In the film, Henry (Ray Liotta) sole ambition beginning in childhood is to be a "wise guy," a member of the Mafia. He is in no way actually connected to The Family, but he's single-minded in his vision of a life as a mafioso. The film is based upon the real life Hill's story, told while in the Federal Witness Protection Program, to Nicholas Pileggi.

One could easily look over at Francis Ford Coppola and wonder why he wasn't given a crack at this material, and yet, upon further thought it becomes clear that Scorsese is truly the only director who could possibly direct a film with the authenticity and imagery of "Goodfellas." Hill's wife notes in the book based on their lives that she became so accustomed to living the mob life that it became normal to her. She was so deeply integrated into the circle that any other sort of living felt foreign to her.

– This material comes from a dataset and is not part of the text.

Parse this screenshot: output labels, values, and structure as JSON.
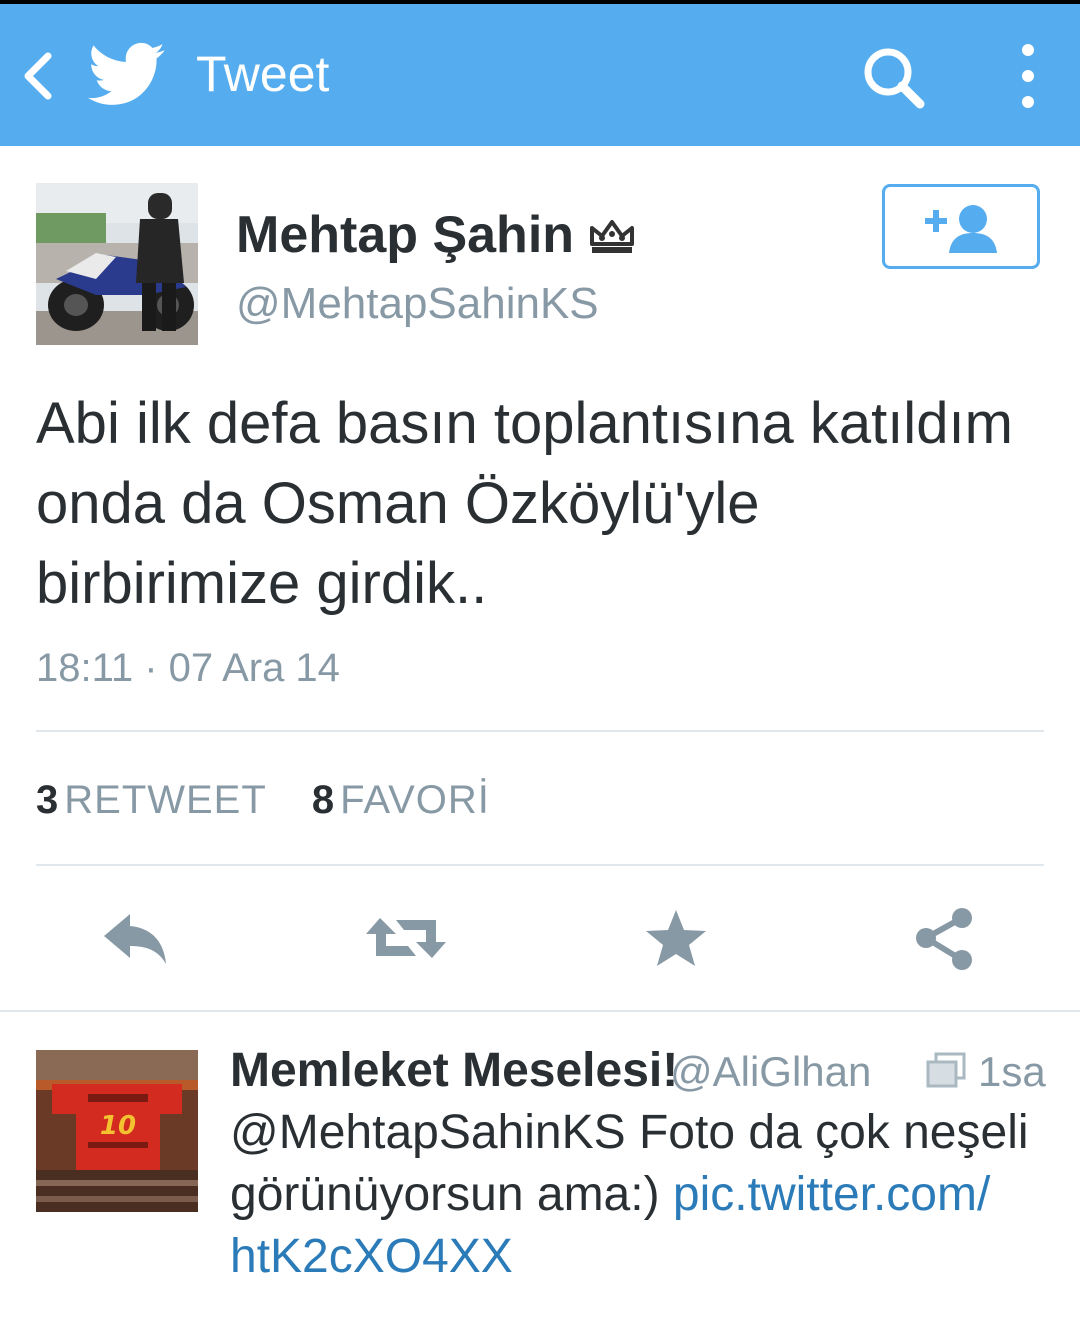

That's precisely the beauty of "Goodfellas." While it is a dramatized account of Henry Hill's rise into the Mafia ranks, it is done with such complete research, such devotion to detail by Scorsese that it simultaneously feels like drama, documentary, and biopic combined with a touch of urban poetry. "Goodfellas" isn't so much about the events and actions of a mob figure. These things are only the tools that Scorsese uses to create what it truly feels like to be a mob figure.

Scorsese taps not only into the Pileggi book, but also his own life experiences sitting in his home, watching the gangsters across the street. He would sit in is window day after day after day. In some ways, he could do nothing but he could observe everything.

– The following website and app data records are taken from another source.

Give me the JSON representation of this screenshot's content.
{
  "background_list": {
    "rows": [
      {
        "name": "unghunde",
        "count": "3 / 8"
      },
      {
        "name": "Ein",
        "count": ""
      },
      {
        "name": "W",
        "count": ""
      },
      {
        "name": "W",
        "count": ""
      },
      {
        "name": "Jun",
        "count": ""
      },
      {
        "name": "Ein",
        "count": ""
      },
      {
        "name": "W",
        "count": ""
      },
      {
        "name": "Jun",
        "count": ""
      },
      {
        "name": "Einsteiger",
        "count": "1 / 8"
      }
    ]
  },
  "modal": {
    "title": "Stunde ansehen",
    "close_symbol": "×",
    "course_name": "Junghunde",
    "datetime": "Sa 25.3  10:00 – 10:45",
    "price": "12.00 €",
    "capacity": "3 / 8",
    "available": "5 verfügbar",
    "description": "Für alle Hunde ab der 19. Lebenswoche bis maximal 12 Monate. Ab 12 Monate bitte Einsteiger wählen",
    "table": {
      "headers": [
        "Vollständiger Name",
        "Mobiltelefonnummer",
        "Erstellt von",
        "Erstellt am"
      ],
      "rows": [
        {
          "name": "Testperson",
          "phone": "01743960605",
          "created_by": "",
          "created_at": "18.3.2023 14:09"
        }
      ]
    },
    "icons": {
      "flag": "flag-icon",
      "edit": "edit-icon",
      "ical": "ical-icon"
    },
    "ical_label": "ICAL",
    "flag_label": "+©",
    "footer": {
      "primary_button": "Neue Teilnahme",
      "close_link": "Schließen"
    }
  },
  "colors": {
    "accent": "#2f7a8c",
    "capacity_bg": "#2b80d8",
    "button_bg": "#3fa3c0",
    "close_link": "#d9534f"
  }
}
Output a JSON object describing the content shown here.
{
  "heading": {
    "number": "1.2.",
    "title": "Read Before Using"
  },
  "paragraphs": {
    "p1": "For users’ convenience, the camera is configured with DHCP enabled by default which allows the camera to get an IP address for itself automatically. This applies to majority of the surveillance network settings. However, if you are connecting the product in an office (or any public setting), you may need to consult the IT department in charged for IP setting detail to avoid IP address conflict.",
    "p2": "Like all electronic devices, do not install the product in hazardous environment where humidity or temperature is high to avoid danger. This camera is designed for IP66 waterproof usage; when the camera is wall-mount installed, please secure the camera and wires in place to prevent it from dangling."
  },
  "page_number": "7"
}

As in every Scorsese film, music is essential to communicating the story and the feelings of the film. Every transition is filled with music that takes the audience to a new place from Hill's early experiences to his rise through his ranks and, finally, through his own paranoia as the walls started closing in.

Liotta immerses himself in the role of Henry Hill. Henry Hill is truly the performance of Liotta's life, and his Oscar nomination was well deserved as we follow him from determined young man to rising star in the Mafia to fallen star and ultimately to betrayal. Liotta sparkles through this wide array of emotions, and his scenes with Lorraine Bracco as his wife are filled with passion and loyalty and romance and, yes, more betrayal. Likewise, as The Don, Paul Sorvino explodes on the screen along with Robert DeNiro as Jimmy and Danny Devito as Tommy.

The miracle of "Goodfellas" is the regret we feel for Henry Hill, who has been so consumed by life in this Mafia family that when he ultimately betrays himself and his family everything he has ever wanted and dreamed of is finished. Becoming part of the Federal Witness Protection Program brings to an abrupt halt a life for which he certainly feels guilt, but the guilt is more about his own betrayal than it is any wrongdoing. It is a life he loved living, and there is literally no doubt he would choose to do so again.

If Scorsese somehow dies without finally winning his Oscar, hopefully he can rest in peace knowing that in his career he has created films that challenge, entertain, educate and inform like virtually no other director. "Goodfellas" is a brilliant film from a brilliant director, and the failure of the Academy to recognize it is a reflection only of their poor judgment.

In many ways, "Goodfellas" is Henry Hill's love song to his life in a Mafia family. Like every powerful love song, it is a song you will feel long after you have watched the film. Indeed, "Goodfellas" is Scorsese's "shoulda won the Oscar" film.

© Written by Richard Propes
The Independent Critic